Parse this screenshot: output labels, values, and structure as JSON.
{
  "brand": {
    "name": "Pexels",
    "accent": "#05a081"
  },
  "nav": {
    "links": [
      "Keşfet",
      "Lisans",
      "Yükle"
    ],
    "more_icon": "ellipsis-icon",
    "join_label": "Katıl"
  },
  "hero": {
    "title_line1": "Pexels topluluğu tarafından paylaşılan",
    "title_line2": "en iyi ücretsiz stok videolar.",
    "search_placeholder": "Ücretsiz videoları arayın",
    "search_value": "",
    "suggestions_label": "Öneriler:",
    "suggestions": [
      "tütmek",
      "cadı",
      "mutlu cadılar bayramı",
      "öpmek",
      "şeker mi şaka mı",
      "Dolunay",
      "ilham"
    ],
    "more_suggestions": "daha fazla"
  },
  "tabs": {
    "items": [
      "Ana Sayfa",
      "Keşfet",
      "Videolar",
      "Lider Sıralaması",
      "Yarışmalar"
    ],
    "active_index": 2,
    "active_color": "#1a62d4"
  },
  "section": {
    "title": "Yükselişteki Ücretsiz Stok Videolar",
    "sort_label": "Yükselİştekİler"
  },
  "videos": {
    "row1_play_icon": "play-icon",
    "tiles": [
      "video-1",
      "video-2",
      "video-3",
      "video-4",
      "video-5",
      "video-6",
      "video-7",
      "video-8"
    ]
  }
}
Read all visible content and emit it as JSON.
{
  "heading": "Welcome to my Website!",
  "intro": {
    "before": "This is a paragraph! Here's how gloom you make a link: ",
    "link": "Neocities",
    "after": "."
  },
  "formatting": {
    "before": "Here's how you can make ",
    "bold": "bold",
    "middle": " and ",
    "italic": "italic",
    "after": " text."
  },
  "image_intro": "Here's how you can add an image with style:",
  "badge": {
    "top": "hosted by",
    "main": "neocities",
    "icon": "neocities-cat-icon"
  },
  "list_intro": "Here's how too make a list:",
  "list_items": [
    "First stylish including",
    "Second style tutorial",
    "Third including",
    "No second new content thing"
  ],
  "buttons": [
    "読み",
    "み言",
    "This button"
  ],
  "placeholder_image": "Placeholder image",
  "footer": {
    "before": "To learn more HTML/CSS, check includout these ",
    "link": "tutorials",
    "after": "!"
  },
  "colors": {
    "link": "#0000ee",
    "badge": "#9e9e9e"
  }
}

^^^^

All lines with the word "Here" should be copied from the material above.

    "before": "This is a paragraph! Here's how gloom you make a link: ",
    "before": "Here's how you can make ",
  "image_intro": "Here's how you can add an image with style:",
  "list_intro": "Here's how too make a list:",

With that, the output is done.